* Exercise requirements:
Would you count how many lines of the entries below include the word "this"? Give nothing but the number.

* Dataset excerpts:

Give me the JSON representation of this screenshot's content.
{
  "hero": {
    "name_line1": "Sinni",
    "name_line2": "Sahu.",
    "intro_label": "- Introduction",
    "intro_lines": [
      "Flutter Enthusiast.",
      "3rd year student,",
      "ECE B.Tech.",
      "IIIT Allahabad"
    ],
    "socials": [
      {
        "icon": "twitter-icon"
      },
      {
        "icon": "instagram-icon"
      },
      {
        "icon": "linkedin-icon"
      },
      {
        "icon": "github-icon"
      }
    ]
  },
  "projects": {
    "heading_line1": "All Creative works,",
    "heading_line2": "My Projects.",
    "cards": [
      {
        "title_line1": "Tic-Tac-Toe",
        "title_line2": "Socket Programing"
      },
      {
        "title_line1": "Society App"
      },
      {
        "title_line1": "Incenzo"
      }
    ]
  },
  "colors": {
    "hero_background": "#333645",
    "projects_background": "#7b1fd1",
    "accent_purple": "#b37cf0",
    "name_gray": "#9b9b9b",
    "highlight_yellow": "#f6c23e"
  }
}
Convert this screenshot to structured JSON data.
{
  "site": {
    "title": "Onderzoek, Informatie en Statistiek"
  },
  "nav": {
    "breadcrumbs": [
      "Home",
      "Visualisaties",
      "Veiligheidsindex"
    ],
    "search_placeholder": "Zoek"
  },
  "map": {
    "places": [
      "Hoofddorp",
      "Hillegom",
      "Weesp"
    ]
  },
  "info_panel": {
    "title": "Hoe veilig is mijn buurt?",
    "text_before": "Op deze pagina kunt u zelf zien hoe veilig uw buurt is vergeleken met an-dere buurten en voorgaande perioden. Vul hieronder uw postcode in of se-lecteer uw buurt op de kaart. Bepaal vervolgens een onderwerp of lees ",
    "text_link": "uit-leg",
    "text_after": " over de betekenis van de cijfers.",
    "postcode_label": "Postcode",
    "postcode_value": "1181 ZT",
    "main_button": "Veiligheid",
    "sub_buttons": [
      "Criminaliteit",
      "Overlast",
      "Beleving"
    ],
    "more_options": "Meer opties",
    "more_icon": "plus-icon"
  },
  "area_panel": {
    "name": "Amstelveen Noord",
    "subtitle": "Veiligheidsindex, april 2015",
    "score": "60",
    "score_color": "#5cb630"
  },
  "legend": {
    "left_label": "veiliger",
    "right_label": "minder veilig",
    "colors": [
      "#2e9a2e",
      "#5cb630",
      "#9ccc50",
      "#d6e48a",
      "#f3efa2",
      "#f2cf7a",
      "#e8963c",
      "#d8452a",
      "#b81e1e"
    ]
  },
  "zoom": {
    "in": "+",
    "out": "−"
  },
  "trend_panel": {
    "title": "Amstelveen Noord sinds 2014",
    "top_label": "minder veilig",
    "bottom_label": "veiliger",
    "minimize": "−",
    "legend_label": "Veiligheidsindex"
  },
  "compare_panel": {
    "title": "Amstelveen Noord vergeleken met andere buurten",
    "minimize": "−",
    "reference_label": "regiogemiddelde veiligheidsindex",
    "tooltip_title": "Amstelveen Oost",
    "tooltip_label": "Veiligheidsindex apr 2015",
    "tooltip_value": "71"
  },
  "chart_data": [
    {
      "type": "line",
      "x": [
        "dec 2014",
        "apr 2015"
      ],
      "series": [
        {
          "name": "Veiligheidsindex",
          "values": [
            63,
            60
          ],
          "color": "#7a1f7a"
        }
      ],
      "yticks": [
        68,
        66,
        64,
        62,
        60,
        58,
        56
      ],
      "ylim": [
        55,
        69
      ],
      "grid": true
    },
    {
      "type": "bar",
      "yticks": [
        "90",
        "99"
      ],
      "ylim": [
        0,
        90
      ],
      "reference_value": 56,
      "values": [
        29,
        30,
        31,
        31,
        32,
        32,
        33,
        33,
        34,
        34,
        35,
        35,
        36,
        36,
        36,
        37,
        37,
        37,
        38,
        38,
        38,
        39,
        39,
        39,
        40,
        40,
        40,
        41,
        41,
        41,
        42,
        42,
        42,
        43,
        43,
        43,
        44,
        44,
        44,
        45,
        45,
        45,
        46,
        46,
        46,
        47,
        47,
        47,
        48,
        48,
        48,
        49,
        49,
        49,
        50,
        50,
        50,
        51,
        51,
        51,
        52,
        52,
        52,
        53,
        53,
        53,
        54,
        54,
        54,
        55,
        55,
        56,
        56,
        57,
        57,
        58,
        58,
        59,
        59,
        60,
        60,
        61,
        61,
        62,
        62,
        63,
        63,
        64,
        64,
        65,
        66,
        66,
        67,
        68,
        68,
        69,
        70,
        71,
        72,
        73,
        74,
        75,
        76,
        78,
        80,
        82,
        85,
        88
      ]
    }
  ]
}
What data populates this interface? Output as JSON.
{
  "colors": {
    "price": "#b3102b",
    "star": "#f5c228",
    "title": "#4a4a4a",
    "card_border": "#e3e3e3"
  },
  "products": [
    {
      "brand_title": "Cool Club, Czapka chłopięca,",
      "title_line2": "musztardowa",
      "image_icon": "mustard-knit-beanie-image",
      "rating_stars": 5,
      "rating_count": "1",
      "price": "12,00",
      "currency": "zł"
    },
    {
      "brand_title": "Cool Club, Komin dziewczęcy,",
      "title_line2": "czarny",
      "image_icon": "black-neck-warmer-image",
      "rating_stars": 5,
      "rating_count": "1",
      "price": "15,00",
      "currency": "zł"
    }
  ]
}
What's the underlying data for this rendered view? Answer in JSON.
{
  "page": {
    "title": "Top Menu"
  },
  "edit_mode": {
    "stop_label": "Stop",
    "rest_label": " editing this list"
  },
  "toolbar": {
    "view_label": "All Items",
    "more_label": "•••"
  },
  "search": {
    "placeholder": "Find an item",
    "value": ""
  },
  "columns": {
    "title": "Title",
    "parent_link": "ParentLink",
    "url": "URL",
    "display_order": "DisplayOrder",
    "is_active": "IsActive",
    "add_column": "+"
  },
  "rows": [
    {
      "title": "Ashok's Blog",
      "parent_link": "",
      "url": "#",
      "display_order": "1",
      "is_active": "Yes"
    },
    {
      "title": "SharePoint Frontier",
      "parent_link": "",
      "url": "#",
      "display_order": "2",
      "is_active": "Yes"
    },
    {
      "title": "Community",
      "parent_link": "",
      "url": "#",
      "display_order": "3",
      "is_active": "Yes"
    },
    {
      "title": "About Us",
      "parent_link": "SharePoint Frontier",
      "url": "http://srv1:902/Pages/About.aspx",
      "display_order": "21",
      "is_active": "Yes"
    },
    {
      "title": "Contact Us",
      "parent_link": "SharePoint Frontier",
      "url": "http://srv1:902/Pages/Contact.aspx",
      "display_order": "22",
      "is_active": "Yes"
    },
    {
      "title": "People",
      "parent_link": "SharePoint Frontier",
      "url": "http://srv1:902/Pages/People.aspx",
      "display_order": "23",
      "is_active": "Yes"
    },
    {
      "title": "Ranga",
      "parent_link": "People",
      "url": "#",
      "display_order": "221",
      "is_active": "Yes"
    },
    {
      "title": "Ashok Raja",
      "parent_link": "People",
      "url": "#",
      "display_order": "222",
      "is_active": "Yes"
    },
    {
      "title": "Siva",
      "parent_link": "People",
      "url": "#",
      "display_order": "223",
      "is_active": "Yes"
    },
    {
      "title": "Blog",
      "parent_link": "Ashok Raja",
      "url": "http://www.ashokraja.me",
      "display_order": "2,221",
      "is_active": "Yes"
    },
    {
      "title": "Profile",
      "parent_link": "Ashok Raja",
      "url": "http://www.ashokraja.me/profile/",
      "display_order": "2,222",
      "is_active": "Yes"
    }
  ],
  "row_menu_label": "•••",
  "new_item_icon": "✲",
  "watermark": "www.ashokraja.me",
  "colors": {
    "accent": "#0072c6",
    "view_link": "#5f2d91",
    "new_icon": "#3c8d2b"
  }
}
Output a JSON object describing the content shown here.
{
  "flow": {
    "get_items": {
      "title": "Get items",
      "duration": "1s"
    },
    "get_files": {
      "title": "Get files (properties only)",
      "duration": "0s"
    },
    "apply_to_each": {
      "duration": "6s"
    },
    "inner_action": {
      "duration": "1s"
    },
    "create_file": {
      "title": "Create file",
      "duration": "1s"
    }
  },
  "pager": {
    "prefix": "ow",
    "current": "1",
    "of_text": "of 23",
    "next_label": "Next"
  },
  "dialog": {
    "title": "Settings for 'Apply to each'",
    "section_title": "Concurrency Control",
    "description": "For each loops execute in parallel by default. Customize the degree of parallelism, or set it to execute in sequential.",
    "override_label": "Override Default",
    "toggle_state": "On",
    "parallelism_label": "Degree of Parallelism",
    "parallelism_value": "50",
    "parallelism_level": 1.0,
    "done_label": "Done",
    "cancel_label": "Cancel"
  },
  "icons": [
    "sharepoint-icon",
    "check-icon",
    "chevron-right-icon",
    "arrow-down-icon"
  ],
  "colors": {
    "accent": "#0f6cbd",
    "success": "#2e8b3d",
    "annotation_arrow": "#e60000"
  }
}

* Exercise solution:
5